THE PROBLEM: Find every line in the records below that contains the word "devices", and copy each such line.

(Items from a dataset)

=== Begin Enclosure ===

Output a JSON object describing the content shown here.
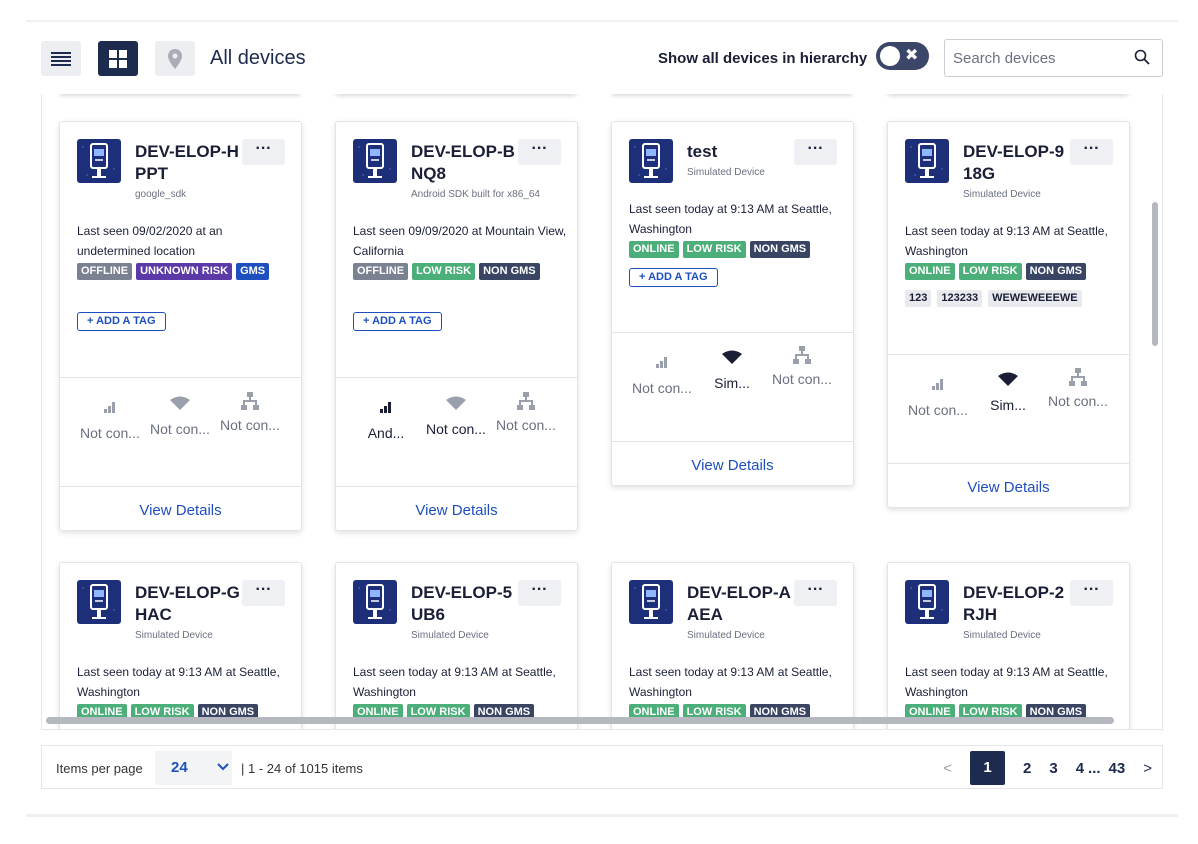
{
  "toolbar": {
    "title": "All devices",
    "hierarchy_label": "Show all devices in hierarchy",
    "search_placeholder": "Search devices"
  },
  "card_common": {
    "more_label": "···",
    "add_tag_label": "+ ADD A TAG",
    "view_details_label": "View Details"
  },
  "cards": [
    {
      "name": "DEV-ELOP-H PPT",
      "model": "google_sdk",
      "last_seen": "Last seen 09/02/2020 at an undetermined location",
      "tags": [
        "OFFLINE",
        "UNKNOWN RISK",
        "GMS"
      ],
      "stats": [
        "Not con...",
        "Not con...",
        "Not con..."
      ]
    },
    {
      "name": "DEV-ELOP-B NQ8",
      "model": "Android SDK built for x86_64",
      "last_seen": "Last seen 09/09/2020 at Mountain View, California",
      "tags": [
        "OFFLINE",
        "LOW RISK",
        "NON GMS"
      ],
      "stats": [
        "And...",
        "Not con...",
        "Not con..."
      ]
    },
    {
      "name": "test",
      "model": "Simulated Device",
      "last_seen": "Last seen today at 9:13 AM at Seattle, Washington",
      "tags": [
        "ONLINE",
        "LOW RISK",
        "NON GMS"
      ],
      "stats": [
        "Not con...",
        "Sim...",
        "Not con..."
      ]
    },
    {
      "name": "DEV-ELOP-9 18G",
      "model": "Simulated Device",
      "last_seen": "Last seen today at 9:13 AM at Seattle, Washington",
      "tags": [
        "ONLINE",
        "LOW RISK",
        "NON GMS"
      ],
      "custom_tags": [
        "123",
        "123233",
        "WEWEWEEEWE"
      ],
      "stats": [
        "Not con...",
        "Sim...",
        "Not con..."
      ]
    },
    {
      "name": "DEV-ELOP-G HAC",
      "model": "Simulated Device",
      "last_seen": "Last seen today at 9:13 AM at Seattle, Washington",
      "tags": [
        "ONLINE",
        "LOW RISK",
        "NON GMS"
      ]
    },
    {
      "name": "DEV-ELOP-5 UB6",
      "model": "Simulated Device",
      "last_seen": "Last seen today at 9:13 AM at Seattle, Washington",
      "tags": [
        "ONLINE",
        "LOW RISK",
        "NON GMS"
      ]
    },
    {
      "name": "DEV-ELOP-A AEA",
      "model": "Simulated Device",
      "last_seen": "Last seen today at 9:13 AM at Seattle, Washington",
      "tags": [
        "ONLINE",
        "LOW RISK",
        "NON GMS"
      ]
    },
    {
      "name": "DEV-ELOP-2 RJH",
      "model": "Simulated Device",
      "last_seen": "Last seen today at 9:13 AM at Seattle, Washington",
      "tags": [
        "ONLINE",
        "LOW RISK",
        "NON GMS"
      ]
    }
  ],
  "footer": {
    "items_per_page_label": "Items per page",
    "items_per_page_value": "24",
    "range_text": "| 1 - 24 of 1015 items",
    "pages": [
      "1",
      "2",
      "3",
      "4",
      "...",
      "43"
    ],
    "current_page": "1",
    "prev_label": "<",
    "next_label": ">"
  },
  "colors": {
    "primary_dark": "#1d2b4f",
    "link_blue": "#1d4fbf",
    "tag_green": "#4caf7a",
    "tag_purple": "#5b3aa8",
    "tag_gray": "#7a8191"
  }
}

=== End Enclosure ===

RESULT OF THIS EXERCISE:
    "title": "All devices",
    "hierarchy_label": "Show all devices in hierarchy",
    "search_placeholder": "Search devices"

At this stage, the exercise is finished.